More often than one thinks, medications are prescribed to fix a side effect of another medication rather than adjusting the root cause of the issues, the first medication. Your new medication can then also have side effects which may need further medications to correct…then all of a sudden you are taking +5 medications and have fallen into what we call the prescribing cascade and are now classified as a polypharmacy patient.
Polypharmacy is when a patient takes 5 or more prescription medications. Often patients do not question their medications and continue to accept the additions and then over time they are on more medication than they can bare! The issue with this is that with each medication added there is an increased risk for medication mix-ups and taking them incorrectly which then leads to negative outcomes! Being health literate can avoid this mess if the right questions are asked and open conversations are had between doctors and patients. Some good questions to ask to better assist in improving one’s health literacy are:
- Why am I taking this medication?
- Is one of my health conditions not being treated effectively or is this a medication for a new health condition?

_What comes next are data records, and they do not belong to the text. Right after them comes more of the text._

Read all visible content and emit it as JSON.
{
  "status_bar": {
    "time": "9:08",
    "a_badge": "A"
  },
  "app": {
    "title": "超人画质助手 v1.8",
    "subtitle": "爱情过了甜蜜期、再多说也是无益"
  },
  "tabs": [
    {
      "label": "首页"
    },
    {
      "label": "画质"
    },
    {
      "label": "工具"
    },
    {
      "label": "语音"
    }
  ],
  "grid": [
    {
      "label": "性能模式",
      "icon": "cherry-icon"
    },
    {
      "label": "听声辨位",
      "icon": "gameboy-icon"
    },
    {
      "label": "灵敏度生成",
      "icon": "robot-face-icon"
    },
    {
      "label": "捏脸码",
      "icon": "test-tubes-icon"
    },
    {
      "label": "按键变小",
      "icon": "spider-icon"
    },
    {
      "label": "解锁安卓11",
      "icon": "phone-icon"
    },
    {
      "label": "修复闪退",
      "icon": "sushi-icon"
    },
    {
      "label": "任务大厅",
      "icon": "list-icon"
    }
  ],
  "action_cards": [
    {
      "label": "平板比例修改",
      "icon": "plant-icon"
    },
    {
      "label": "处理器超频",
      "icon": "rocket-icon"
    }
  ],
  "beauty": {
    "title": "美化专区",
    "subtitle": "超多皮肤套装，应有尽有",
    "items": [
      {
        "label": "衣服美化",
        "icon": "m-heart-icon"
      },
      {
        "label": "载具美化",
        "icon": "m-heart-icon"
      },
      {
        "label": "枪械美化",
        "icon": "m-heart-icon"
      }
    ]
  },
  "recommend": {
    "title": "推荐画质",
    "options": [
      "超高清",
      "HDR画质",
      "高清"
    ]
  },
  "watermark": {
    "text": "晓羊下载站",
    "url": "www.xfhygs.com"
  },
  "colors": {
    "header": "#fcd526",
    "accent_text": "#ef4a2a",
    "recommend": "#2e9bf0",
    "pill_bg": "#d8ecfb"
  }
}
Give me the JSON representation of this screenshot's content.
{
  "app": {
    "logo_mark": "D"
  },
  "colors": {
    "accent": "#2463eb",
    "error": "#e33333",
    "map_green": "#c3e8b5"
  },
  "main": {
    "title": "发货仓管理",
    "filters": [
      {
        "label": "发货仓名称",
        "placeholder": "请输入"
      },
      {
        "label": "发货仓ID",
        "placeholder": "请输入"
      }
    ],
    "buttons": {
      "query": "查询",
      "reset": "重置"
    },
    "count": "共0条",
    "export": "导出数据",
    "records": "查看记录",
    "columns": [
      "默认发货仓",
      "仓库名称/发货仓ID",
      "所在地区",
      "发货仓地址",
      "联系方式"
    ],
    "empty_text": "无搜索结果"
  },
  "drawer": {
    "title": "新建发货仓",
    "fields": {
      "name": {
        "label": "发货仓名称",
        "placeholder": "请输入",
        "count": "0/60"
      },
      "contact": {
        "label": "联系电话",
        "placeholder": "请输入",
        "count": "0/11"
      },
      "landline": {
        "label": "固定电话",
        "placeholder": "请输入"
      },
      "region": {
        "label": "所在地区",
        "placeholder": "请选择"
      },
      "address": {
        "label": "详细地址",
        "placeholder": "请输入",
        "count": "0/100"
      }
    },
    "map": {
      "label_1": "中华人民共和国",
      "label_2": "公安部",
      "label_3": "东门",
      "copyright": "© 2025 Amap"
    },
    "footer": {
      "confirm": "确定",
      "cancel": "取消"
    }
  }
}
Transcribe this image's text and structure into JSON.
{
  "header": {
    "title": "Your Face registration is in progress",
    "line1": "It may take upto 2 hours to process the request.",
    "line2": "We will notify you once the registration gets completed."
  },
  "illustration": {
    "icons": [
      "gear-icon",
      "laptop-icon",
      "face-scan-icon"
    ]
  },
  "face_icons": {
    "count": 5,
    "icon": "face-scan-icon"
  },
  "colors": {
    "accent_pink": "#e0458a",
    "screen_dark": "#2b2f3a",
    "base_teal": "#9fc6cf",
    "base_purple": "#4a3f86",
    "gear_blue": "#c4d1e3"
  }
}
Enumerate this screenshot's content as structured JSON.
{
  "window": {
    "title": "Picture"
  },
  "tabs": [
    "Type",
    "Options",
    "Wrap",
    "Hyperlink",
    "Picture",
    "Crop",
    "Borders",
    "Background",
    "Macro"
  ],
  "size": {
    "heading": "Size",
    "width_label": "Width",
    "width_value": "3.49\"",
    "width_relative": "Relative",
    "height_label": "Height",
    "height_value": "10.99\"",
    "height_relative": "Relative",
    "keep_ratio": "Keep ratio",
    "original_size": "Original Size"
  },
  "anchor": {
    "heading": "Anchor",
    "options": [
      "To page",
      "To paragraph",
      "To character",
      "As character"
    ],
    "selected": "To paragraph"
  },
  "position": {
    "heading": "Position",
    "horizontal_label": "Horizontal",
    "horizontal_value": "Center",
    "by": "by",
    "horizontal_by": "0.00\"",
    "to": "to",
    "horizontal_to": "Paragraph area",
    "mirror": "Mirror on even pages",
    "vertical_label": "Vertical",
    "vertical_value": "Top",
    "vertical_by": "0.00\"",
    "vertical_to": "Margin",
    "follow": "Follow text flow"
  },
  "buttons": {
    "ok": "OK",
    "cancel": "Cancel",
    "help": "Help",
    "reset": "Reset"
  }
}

- Could my new health condition be a result of a side effect of a medication I am already on?
- Why do you think I am a good fit for this medication?
- Is this medication needed?
- Do I understand how to properly take this medication?
- How often and for how long should I take this medication?
- What should I monitor for when taking this medication, and who do I call with issues?
Regularly Used Medications Are at Risk Too
Poor health literacy is not just about taking a new medication, but poor health literacy can also have a negative impact on a patient’s regular medications. If a patient has poor health literacy then there can be confusion on their medications with differences in the route of administration, the time or frequency, the dose, or mixing up what each medication is for. It is not uncommon for patients to take a medication the same way every day believing it is correct only to find out later they should be taking it differently in order to have optimal effects of their medications.
Issues regarding one’s understanding of how medications are to be taken become increasingly apparent in low health literacy patients when their medications are being adjusted (switched, stopped, or changes in dosages). It is important to dispose of old medications being adjusted once a new one is prescribed, to avoid side effects from taking the wrong dose. This issue can be prevented by using the deprescribing form which keeps track of what medication is being taken away or adjusted, how it is being adjusted, why it is being adjusted, what to look out for with such adjustments, and how this new medication makes you feel.
You Can Do It!
Now you may be self-reflecting and wondering if you are health illiterate and taking medications and you’re unsure of why or what they are for, not as health literate as you thought, or have fallen into the prescribing cascade/polypharmacy as a result and that is okay! There are some tools that can be used to help you get on your path to health literacy, better health, and a better understanding. Some tools to consider implementing are:
- Deprescribing Form (mentioned above) for medication adjustments
- Deprescribe and Optimize Checklist for all medications
- Question List Template for an exhaustive list of questions to ask healthcare providers
- Implementing the teach-back method where instead of confirming with your doctor in a yes or no response regarding your understanding, you ask if it would be okay if you repeated what you understand back to them so they can confirm that you have the correct information or correct any mistake you may have made. Correcting mistakes at the root will prevent future complications and negative outcomes.
Remember, it is never too late to improve your health literacy and adjust your health. Expanding your knowledge of what is going on with your prescription medications is always a WISE and WELL decision that can improve your outcomes!